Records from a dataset
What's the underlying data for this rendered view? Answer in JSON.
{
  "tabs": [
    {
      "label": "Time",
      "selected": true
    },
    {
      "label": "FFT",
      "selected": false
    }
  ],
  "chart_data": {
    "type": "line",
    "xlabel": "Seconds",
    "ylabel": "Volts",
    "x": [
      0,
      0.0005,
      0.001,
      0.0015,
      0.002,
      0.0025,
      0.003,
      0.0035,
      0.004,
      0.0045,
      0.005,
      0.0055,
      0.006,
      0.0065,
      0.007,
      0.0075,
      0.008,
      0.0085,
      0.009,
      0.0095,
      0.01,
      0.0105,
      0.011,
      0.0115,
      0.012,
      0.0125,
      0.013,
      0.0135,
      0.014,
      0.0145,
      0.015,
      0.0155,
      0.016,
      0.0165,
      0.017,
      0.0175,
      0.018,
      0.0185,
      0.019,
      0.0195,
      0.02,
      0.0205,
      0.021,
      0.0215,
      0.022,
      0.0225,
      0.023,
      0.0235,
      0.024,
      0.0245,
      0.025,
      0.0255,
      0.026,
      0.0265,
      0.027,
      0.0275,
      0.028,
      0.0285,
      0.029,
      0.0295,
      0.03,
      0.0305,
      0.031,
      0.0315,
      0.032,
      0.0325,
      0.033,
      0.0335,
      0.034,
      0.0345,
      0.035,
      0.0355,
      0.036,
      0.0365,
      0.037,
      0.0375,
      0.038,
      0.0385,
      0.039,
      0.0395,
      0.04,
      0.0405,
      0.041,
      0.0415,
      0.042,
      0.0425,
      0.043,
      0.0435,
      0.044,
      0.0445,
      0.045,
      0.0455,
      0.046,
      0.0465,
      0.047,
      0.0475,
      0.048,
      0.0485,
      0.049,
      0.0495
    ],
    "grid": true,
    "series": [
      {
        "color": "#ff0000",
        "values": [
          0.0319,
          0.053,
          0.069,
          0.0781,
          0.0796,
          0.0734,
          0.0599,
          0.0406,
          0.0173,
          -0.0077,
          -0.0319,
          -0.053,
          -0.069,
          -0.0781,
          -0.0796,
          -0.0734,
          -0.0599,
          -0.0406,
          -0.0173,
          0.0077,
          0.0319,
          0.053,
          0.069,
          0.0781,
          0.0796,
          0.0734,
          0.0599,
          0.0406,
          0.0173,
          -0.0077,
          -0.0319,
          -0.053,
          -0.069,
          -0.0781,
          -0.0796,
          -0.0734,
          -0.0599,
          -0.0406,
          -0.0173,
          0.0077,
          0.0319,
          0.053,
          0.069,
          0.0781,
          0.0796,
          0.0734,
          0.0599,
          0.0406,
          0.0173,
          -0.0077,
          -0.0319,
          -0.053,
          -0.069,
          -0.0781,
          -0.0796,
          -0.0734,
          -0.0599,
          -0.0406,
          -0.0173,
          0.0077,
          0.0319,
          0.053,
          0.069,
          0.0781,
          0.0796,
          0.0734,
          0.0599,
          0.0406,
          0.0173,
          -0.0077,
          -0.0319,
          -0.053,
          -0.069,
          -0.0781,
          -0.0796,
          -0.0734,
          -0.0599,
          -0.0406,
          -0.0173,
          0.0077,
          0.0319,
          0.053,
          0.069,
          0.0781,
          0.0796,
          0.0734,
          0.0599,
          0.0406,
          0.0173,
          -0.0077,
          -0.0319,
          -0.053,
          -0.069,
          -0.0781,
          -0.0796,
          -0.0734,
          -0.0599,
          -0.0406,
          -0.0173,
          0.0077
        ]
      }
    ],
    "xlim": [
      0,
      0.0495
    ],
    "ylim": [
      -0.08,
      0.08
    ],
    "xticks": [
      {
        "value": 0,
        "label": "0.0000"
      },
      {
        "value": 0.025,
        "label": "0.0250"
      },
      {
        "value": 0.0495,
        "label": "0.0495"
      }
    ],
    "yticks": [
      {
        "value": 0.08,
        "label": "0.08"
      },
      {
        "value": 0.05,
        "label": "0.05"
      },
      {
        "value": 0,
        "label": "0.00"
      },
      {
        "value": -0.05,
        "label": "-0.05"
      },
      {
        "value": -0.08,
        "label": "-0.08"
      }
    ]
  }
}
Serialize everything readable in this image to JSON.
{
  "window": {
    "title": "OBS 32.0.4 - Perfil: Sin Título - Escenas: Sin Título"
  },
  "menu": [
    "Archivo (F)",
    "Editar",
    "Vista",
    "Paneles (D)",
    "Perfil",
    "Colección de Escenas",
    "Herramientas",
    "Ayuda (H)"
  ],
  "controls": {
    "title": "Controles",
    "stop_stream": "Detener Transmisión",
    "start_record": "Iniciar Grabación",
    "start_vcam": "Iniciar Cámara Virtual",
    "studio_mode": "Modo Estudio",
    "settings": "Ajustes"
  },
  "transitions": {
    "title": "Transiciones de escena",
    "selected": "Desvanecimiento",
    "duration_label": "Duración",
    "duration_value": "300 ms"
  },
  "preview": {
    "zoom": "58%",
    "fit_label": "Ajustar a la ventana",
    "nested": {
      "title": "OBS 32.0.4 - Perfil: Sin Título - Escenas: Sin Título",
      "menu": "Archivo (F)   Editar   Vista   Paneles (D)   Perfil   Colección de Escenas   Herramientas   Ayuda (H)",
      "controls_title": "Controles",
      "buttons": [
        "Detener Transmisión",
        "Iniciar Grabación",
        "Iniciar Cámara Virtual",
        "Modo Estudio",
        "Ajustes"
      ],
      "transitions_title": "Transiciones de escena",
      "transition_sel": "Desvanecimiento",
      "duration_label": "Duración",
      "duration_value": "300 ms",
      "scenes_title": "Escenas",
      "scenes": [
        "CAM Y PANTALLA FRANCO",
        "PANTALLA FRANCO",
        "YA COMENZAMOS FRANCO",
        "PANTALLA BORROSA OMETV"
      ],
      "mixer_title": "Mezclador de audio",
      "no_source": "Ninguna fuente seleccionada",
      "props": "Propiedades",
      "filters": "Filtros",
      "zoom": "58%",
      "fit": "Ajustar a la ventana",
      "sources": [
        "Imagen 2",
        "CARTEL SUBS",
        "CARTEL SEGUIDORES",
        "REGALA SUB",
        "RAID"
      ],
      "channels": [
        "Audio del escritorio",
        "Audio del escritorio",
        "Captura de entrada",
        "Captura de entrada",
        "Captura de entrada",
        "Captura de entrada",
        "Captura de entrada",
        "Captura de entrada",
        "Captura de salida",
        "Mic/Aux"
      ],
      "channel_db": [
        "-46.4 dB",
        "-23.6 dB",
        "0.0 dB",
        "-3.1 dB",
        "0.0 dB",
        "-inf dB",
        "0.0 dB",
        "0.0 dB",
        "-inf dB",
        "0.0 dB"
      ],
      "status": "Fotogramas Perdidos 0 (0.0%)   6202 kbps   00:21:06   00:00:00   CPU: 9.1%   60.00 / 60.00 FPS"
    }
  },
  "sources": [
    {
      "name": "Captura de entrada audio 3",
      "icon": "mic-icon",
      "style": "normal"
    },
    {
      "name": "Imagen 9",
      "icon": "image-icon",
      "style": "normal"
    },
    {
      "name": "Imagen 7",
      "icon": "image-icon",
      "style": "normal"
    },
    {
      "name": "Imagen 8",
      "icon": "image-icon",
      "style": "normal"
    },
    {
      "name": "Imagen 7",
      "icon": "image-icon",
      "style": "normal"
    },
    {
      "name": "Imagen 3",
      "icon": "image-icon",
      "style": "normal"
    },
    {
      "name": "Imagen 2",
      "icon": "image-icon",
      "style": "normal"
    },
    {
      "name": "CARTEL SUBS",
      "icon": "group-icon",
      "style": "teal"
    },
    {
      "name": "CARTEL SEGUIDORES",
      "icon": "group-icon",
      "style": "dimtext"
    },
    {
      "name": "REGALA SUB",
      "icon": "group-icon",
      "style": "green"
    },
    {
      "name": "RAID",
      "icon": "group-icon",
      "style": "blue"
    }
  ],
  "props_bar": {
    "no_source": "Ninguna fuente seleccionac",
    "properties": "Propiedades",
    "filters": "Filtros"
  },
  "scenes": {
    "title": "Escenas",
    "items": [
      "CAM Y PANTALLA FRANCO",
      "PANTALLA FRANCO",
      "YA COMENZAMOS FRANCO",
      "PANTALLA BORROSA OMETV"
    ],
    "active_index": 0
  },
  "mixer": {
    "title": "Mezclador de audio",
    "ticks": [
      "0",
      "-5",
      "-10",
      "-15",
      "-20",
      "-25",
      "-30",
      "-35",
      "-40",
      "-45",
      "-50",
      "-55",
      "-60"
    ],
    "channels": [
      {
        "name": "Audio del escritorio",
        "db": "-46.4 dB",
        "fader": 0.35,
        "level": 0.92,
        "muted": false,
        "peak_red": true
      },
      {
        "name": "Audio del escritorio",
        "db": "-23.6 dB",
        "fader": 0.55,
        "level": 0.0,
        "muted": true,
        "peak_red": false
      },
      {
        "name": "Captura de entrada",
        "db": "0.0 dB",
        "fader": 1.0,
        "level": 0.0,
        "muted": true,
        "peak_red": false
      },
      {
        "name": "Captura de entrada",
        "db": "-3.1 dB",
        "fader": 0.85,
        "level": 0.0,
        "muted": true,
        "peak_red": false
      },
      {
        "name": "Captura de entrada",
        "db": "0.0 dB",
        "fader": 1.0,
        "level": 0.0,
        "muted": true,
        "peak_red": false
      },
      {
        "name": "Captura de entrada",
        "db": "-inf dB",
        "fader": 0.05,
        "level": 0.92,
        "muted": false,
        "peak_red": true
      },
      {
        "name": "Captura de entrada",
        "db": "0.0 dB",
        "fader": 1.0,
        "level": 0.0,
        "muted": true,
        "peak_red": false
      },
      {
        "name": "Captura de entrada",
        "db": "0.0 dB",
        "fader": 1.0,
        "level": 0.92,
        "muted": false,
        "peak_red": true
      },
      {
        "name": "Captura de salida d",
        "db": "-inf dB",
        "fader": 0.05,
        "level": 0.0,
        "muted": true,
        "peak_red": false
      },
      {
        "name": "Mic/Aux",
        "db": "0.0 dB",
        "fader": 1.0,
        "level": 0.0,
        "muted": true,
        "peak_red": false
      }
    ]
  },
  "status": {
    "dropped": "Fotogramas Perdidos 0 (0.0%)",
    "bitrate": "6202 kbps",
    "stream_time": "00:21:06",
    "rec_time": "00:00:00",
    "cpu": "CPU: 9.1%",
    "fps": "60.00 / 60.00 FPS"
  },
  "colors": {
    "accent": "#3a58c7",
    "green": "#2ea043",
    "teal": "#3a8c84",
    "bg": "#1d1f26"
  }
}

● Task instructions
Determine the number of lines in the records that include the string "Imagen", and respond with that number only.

● Response box
7